Requirement: Set the entries below down again, please. Match them exactly.

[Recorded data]
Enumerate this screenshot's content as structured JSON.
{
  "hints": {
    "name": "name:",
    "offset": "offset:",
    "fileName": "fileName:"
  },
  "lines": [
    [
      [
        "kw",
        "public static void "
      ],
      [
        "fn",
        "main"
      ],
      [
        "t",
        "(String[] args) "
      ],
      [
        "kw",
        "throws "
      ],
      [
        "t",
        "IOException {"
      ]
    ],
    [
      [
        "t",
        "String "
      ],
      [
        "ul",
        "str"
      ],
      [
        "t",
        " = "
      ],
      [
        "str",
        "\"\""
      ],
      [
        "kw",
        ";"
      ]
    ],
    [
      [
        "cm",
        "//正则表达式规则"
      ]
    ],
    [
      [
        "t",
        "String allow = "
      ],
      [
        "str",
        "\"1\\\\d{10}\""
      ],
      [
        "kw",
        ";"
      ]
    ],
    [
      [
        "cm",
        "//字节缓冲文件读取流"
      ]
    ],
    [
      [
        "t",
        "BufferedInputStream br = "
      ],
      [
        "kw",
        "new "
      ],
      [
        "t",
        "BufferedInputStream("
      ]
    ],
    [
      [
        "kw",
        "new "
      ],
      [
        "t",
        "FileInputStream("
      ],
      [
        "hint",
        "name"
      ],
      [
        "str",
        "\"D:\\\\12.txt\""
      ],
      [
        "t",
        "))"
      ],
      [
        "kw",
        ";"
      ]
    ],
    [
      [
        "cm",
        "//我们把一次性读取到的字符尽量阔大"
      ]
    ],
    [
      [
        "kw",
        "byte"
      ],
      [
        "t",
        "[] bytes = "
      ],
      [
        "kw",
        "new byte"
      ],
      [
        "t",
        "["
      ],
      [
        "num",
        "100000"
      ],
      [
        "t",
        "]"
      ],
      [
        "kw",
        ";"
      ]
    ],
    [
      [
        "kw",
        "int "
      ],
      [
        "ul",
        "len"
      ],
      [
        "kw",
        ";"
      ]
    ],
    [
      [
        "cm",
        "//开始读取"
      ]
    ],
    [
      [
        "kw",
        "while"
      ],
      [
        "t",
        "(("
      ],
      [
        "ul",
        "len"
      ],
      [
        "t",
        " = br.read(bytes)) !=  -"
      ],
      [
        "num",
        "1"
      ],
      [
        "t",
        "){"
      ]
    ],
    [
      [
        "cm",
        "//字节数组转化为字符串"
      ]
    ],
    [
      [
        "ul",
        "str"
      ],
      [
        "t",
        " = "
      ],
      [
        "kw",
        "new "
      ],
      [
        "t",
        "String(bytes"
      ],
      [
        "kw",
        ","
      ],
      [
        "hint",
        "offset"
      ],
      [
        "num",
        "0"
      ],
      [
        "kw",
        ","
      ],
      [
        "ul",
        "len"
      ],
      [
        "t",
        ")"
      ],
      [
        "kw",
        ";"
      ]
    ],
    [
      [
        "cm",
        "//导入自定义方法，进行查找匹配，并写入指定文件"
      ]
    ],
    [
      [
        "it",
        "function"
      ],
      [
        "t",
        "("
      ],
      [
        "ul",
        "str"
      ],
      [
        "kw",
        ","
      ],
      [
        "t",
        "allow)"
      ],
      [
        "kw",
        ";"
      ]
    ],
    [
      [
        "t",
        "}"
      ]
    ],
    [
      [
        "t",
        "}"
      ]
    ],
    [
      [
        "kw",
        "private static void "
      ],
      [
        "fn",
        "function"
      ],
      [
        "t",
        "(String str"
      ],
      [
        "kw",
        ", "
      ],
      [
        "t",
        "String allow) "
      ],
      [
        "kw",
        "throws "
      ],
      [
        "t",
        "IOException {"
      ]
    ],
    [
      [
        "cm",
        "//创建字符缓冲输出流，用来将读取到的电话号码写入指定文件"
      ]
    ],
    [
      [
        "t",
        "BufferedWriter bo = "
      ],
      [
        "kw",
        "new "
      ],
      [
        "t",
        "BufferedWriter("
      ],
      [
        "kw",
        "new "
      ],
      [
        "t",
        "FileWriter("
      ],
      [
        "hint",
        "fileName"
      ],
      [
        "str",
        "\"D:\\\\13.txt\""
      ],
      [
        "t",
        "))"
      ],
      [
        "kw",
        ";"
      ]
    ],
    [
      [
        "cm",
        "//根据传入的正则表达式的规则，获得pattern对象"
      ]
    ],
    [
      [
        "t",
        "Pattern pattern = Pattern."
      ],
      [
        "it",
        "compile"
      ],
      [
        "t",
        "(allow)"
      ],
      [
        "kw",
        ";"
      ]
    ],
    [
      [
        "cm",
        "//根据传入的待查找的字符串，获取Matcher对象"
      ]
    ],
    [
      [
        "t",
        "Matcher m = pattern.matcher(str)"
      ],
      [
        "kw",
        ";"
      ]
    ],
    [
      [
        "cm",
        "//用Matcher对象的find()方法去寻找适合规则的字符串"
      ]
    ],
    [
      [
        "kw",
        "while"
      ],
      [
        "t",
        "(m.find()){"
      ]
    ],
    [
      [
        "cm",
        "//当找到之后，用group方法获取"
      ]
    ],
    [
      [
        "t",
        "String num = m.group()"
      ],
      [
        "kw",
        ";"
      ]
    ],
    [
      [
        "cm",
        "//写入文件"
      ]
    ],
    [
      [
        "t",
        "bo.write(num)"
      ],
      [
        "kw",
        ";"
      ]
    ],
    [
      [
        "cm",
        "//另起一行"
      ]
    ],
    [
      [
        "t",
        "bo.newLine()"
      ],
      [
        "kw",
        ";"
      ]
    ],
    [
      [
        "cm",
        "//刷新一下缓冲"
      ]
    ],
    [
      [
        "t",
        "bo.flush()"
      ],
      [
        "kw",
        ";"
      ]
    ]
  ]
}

Output of the task:
Enumerate this screenshot's content as structured JSON.
{
  "hints": {
    "name": "name:",
    "offset": "offset:",
    "fileName": "fileName:"
  },
  "lines": [
    [
      [
        "kw",
        "public static void "
      ],
      [
        "fn",
        "main"
      ],
      [
        "t",
        "(String[] args) "
      ],
      [
        "kw",
        "throws "
      ],
      [
        "t",
        "IOException {"
      ]
    ],
    [
      [
        "t",
        "String "
      ],
      [
        "ul",
        "str"
      ],
      [
        "t",
        " = "
      ],
      [
        "str",
        "\"\""
      ],
      [
        "kw",
        ";"
      ]
    ],
    [
      [
        "cm",
        "//正则表达式规则"
      ]
    ],
    [
      [
        "t",
        "String allow = "
      ],
      [
        "str",
        "\"1\\\\d{10}\""
      ],
      [
        "kw",
        ";"
      ]
    ],
    [
      [
        "cm",
        "//字节缓冲文件读取流"
      ]
    ],
    [
      [
        "t",
        "BufferedInputStream br = "
      ],
      [
        "kw",
        "new "
      ],
      [
        "t",
        "BufferedInputStream("
      ]
    ],
    [
      [
        "kw",
        "new "
      ],
      [
        "t",
        "FileInputStream("
      ],
      [
        "hint",
        "name"
      ],
      [
        "str",
        "\"D:\\\\12.txt\""
      ],
      [
        "t",
        "))"
      ],
      [
        "kw",
        ";"
      ]
    ],
    [
      [
        "cm",
        "//我们把一次性读取到的字符尽量阔大"
      ]
    ],
    [
      [
        "kw",
        "byte"
      ],
      [
        "t",
        "[] bytes = "
      ],
      [
        "kw",
        "new byte"
      ],
      [
        "t",
        "["
      ],
      [
        "num",
        "100000"
      ],
      [
        "t",
        "]"
      ],
      [
        "kw",
        ";"
      ]
    ],
    [
      [
        "kw",
        "int "
      ],
      [
        "ul",
        "len"
      ],
      [
        "kw",
        ";"
      ]
    ],
    [
      [
        "cm",
        "//开始读取"
      ]
    ],
    [
      [
        "kw",
        "while"
      ],
      [
        "t",
        "(("
      ],
      [
        "ul",
        "len"
      ],
      [
        "t",
        " = br.read(bytes)) !=  -"
      ],
      [
        "num",
        "1"
      ],
      [
        "t",
        "){"
      ]
    ],
    [
      [
        "cm",
        "//字节数组转化为字符串"
      ]
    ],
    [
      [
        "ul",
        "str"
      ],
      [
        "t",
        " = "
      ],
      [
        "kw",
        "new "
      ],
      [
        "t",
        "String(bytes"
      ],
      [
        "kw",
        ","
      ],
      [
        "hint",
        "offset"
      ],
      [
        "num",
        "0"
      ],
      [
        "kw",
        ","
      ],
      [
        "ul",
        "len"
      ],
      [
        "t",
        ")"
      ],
      [
        "kw",
        ";"
      ]
    ],
    [
      [
        "cm",
        "//导入自定义方法，进行查找匹配，并写入指定文件"
      ]
    ],
    [
      [
        "it",
        "function"
      ],
      [
        "t",
        "("
      ],
      [
        "ul",
        "str"
      ],
      [
        "kw",
        ","
      ],
      [
        "t",
        "allow)"
      ],
      [
        "kw",
        ";"
      ]
    ],
    [
      [
        "t",
        "}"
      ]
    ],
    [
      [
        "t",
        "}"
      ]
    ],
    [
      [
        "kw",
        "private static void "
      ],
      [
        "fn",
        "function"
      ],
      [
        "t",
        "(String str"
      ],
      [
        "kw",
        ", "
      ],
      [
        "t",
        "String allow) "
      ],
      [
        "kw",
        "throws "
      ],
      [
        "t",
        "IOException {"
      ]
    ],
    [
      [
        "cm",
        "//创建字符缓冲输出流，用来将读取到的电话号码写入指定文件"
      ]
    ],
    [
      [
        "t",
        "BufferedWriter bo = "
      ],
      [
        "kw",
        "new "
      ],
      [
        "t",
        "BufferedWriter("
      ],
      [
        "kw",
        "new "
      ],
      [
        "t",
        "FileWriter("
      ],
      [
        "hint",
        "fileName"
      ],
      [
        "str",
        "\"D:\\\\13.txt\""
      ],
      [
        "t",
        "))"
      ],
      [
        "kw",
        ";"
      ]
    ],
    [
      [
        "cm",
        "//根据传入的正则表达式的规则，获得pattern对象"
      ]
    ],
    [
      [
        "t",
        "Pattern pattern = Pattern."
      ],
      [
        "it",
        "compile"
      ],
      [
        "t",
        "(allow)"
      ],
      [
        "kw",
        ";"
      ]
    ],
    [
      [
        "cm",
        "//根据传入的待查找的字符串，获取Matcher对象"
      ]
    ],
    [
      [
        "t",
        "Matcher m = pattern.matcher(str)"
      ],
      [
        "kw",
        ";"
      ]
    ],
    [
      [
        "cm",
        "//用Matcher对象的find()方法去寻找适合规则的字符串"
      ]
    ],
    [
      [
        "kw",
        "while"
      ],
      [
        "t",
        "(m.find()){"
      ]
    ],
    [
      [
        "cm",
        "//当找到之后，用group方法获取"
      ]
    ],
    [
      [
        "t",
        "String num = m.group()"
      ],
      [
        "kw",
        ";"
      ]
    ],
    [
      [
        "cm",
        "//写入文件"
      ]
    ],
    [
      [
        "t",
        "bo.write(num)"
      ],
      [
        "kw",
        ";"
      ]
    ],
    [
      [
        "cm",
        "//另起一行"
      ]
    ],
    [
      [
        "t",
        "bo.newLine()"
      ],
      [
        "kw",
        ";"
      ]
    ],
    [
      [
        "cm",
        "//刷新一下缓冲"
      ]
    ],
    [
      [
        "t",
        "bo.flush()"
      ],
      [
        "kw",
        ";"
      ]
    ]
  ]
}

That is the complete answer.